Social media law comprises of several different components including free speech, privacy, online advertisement, and intellectual property rights. These issues come up regularly during the course of online transactions between parties. The courts have been inundated with social media litigation and have issued their rulings when faced with complicated problems.
The cases that arise on social media platforms involve state and federal laws such as the Digital Millennium Copyright Act and Communications Decency Act. In essence, these federal statutes were promulgated to protect copyrights and free speech rights.
According to the United States Copyright Office, the Digital Millennium Copyright Act (“DMCA”), which amended federal copyright laws, was passed to address important parts of the relationship between copyright and the internet. The three main updates were: (1) establishing protections for online service providers in certain situations if their users engage in copyright infringement, including by creating the notice-and-takedown system, which allows copyright owners to inform online service providers about infringing material so it can be taken down; (2) encouraging copyright owners to give greater access to their works in digital formats by providing them with legal protections against unauthorized access to their works (for example, hacking passwords or circumventing encryption); and (3) making it unlawful to provide false copyright management information (e.g., names of authors and copyright owners, titles of works) or to remove or alter that type of information in certain circumstances.

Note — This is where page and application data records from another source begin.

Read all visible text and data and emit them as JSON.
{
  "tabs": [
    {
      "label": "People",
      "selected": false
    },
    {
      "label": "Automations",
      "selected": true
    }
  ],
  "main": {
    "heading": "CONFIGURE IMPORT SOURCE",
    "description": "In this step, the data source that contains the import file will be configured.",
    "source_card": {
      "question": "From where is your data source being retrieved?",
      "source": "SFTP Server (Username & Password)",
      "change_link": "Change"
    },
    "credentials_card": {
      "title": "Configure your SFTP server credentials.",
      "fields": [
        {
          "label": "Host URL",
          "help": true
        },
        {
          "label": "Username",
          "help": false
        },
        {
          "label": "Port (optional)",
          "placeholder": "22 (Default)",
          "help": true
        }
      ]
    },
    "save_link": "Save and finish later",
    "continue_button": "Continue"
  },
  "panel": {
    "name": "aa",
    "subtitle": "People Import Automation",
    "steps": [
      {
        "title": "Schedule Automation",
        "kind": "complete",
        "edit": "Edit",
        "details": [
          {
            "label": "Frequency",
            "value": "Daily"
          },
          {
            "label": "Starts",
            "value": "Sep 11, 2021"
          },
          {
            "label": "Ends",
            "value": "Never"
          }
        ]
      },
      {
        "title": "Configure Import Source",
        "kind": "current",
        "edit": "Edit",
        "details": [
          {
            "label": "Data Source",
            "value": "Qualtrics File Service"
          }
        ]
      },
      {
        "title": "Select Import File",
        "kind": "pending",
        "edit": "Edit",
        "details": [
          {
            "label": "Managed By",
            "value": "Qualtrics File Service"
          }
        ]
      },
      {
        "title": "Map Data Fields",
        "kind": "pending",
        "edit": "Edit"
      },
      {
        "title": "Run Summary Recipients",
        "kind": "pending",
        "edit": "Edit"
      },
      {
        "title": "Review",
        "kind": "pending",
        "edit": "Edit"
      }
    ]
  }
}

The Communications Decency Act (“CDA”) prohibits individuals from knowingly sending “obscene or indecent” messages to a minor. It was passed to prevent minors from having access to online pornography. The violation of this federal statute includes penalties such as fines, imprisonment, or both. The courts grappled with this federal law when it was enacted as law. So, after a long-standing litigation, the United States Supreme Court, in Reno v. American Civil Liberties Union (1997) 521 U.S. 844, held that it was unconstitutionally overbroad since it suppressed a substantial amount of protected adult speech to protect minors from potentially harmful speech. The court was concerned about healthcare material, explicit conversations regarding the techniques to prevent transmission of AIDS, or other types of protected speech could be impacted by the statute.
In California, legislation was passed in reference to social media and employment-employer rights. For example, AB 1844, protects California residents from unwarranted intrusion of their social media accounts. Stated otherwise, employers cannot ask the social media usernames or passwords of employees and job applicants. They also cannot penalize them for refusing to share that information. However, there is an exception wherein the employer can obtain the social media account information in reference to a workplace investigation or legal violation. The exception also applies to information that is used on employer-issued electronic devices such as usernames and passwords. Also, other states such as Maryland and Illinois, have passed social media privacy laws to protect the interested parties – i.e., users, employers, employees.
Our law firm has been litigating legal actions in state and federal courts for several years. We are ready to assist our clients in matters related to social media litigation. Please contact our law firm to speak with a social media litigation attorney at your earliest convenience.